(Data section begins)
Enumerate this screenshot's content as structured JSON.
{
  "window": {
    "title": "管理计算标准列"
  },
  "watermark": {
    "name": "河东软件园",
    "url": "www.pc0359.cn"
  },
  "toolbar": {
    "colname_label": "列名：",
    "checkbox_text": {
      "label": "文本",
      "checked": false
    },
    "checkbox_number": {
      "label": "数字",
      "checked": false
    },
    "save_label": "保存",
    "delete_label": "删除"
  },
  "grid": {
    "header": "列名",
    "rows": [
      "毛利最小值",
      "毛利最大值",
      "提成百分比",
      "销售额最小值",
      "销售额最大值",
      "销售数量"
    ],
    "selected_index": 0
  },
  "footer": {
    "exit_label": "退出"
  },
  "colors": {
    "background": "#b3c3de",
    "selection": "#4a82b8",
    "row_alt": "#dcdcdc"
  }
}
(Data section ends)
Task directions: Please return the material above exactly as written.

Answer space:
Enumerate this screenshot's content as structured JSON.
{
  "window": {
    "title": "管理计算标准列"
  },
  "watermark": {
    "name": "河东软件园",
    "url": "www.pc0359.cn"
  },
  "toolbar": {
    "colname_label": "列名：",
    "checkbox_text": {
      "label": "文本",
      "checked": false
    },
    "checkbox_number": {
      "label": "数字",
      "checked": false
    },
    "save_label": "保存",
    "delete_label": "删除"
  },
  "grid": {
    "header": "列名",
    "rows": [
      "毛利最小值",
      "毛利最大值",
      "提成百分比",
      "销售额最小值",
      "销售额最大值",
      "销售数量"
    ],
    "selected_index": 0
  },
  "footer": {
    "exit_label": "退出"
  },
  "colors": {
    "background": "#b3c3de",
    "selection": "#4a82b8",
    "row_alt": "#dcdcdc"
  }
}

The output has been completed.